Home5G & BeyondVodafoneZiggo to keep 5G cloud building in-house with OpenShift

    VodafoneZiggo to keep 5G cloud building in-house with OpenShift


    Trusts foundation work and apps to Red Hat partners

    Dutch mobile operator VodafoneZiggo is to create its own hybrid cloud infrastructure using Red Hat’s OpenShift Kubernetes built container system.

    The operator has eschewed use of the public cloud and elected to build its own unified application infrastructure, with a new standalone 5G core. It claims this will raise productivity and get it to market faster.

    Red Hat claims VodafoneZiggo was looking for ‘supplier-agnostic technology’ for a multi-vendor infrastructure featuring interoperable cloud-native network functions (CNFs).

    Keep your hands on your hybrid cloud

    Previously VodafoneZiggo used a Red Hat OpenStack system to build its 4G mobile core and business applications. It chose to continue this ‘horizontal’ strategy by opting for Red Hat OpenShift as its foundation for cloud-native apps across both the network and the business, with 5G Core as its first deployment.

    After a proof of concept, VodafoneZiggo enlisted Red Hat Consulting for guidance on development models such as DevSecOps and creating an ‘open, collaborative culture’, according to Red Hat.

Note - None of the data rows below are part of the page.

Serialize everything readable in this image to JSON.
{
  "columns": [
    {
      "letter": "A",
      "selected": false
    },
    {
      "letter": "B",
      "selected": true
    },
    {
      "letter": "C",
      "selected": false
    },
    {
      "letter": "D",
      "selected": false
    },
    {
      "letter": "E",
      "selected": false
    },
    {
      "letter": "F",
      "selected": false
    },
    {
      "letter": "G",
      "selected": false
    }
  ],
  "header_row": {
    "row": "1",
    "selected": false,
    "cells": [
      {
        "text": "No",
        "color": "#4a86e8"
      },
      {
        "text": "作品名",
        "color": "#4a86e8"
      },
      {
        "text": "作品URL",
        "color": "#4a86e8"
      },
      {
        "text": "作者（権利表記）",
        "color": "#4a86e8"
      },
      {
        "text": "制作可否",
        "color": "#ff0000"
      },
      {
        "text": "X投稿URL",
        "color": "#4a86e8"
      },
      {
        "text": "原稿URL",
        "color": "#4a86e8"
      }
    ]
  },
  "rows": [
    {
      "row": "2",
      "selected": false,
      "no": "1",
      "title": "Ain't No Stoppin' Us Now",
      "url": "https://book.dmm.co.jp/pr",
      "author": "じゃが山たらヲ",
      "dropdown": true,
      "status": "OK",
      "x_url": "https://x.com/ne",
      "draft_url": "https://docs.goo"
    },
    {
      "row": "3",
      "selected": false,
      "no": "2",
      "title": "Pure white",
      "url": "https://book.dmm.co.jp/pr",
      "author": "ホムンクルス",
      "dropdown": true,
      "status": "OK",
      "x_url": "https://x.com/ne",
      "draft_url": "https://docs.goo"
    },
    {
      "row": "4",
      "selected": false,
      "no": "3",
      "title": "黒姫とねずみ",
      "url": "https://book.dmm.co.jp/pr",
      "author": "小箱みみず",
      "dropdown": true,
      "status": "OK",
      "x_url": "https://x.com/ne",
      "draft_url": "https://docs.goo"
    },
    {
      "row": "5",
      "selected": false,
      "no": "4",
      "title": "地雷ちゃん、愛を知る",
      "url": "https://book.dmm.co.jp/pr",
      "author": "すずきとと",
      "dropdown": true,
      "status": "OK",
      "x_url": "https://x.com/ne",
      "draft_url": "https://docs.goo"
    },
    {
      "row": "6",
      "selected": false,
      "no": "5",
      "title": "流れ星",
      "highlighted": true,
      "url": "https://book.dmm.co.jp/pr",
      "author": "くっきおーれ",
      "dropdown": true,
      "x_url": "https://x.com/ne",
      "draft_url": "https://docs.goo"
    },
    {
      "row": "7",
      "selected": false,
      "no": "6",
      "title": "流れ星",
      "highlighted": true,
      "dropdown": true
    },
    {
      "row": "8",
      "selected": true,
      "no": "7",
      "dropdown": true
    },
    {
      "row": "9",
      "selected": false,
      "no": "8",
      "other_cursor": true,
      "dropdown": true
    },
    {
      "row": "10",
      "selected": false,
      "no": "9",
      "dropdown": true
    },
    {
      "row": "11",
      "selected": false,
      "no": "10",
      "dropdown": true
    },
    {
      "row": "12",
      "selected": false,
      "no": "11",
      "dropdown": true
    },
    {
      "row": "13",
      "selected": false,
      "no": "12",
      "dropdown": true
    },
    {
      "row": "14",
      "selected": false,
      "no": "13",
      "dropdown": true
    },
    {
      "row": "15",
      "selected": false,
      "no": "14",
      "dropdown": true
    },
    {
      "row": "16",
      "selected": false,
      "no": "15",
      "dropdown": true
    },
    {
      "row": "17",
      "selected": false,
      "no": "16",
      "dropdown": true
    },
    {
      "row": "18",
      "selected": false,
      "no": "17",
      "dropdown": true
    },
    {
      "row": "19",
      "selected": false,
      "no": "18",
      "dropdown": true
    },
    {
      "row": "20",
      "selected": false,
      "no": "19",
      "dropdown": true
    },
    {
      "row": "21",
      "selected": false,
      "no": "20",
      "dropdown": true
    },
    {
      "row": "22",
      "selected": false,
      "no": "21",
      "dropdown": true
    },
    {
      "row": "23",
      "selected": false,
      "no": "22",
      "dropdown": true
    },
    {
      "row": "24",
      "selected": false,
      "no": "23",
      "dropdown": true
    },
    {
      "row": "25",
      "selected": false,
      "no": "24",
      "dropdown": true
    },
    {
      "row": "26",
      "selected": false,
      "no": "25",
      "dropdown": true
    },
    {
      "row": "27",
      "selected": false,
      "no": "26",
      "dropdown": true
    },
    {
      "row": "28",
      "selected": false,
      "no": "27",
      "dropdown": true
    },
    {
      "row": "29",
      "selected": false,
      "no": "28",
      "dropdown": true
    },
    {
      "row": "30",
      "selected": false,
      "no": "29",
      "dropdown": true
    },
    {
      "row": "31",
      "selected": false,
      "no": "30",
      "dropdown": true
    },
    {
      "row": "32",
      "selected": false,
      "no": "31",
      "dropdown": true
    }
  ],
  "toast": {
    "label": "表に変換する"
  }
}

    This new environment will benefit people and processes, resolve operational issues and cut downtime, claims Red Hat. VodafoneZiggo will be get better performance out of its machines because the open nature of the software means it can be more tightly integrated and will run on ‘bare-metal’ – i.e. without the constraint of needing layer of operating systems to do the translations between different cultures of software.

    Why not hop on the public cloud?

    The do-it-yourself approach to building a 5G software infrastructure has its critics. Danielle Royston, CEO of public cloud lobbyist TelcoDR, recently told a Cloud City conference that the public cloud is both a massive threat and a massive win for telco.

    “Do nothing and you’re screwed,” said Royston. “The Amdocs, Ericsson and IBM dinosaurs will talk your ear off about how it won’t work. What about the security, privacy, latency and lock-in, they’ll bleat.”

    Used boldly, Royston said, the public cloud will: “wow your customers and double your ARPU without massive CapEx expenditure.”

    However, in an interview with Mobile Europe, Stephen Reidy, CIO for Three Ireland, said the use of public cloud should be used cautiously. “We do use public cloud where appropriate [but] we have a lot of our infrastructure in our own data centres,” said Reidy.

    Keep your cloud in your data centre

    Red Hat claims it will maintain continuous systems security with features inherent in OpenShift’s multi-layered network, container isolation and data access control.

    “We want to focus on our differentiation in 5G services and business applications,” said VodafoneZiggo’s director of mobile networks André Beijen, “Red Hat and partners can help boost productivity and deliver continuous innovation. We wanted a stable container system with a comprehensive security and management features and we trusted in Red Hat’s set of partnerships to provide supplier independence.”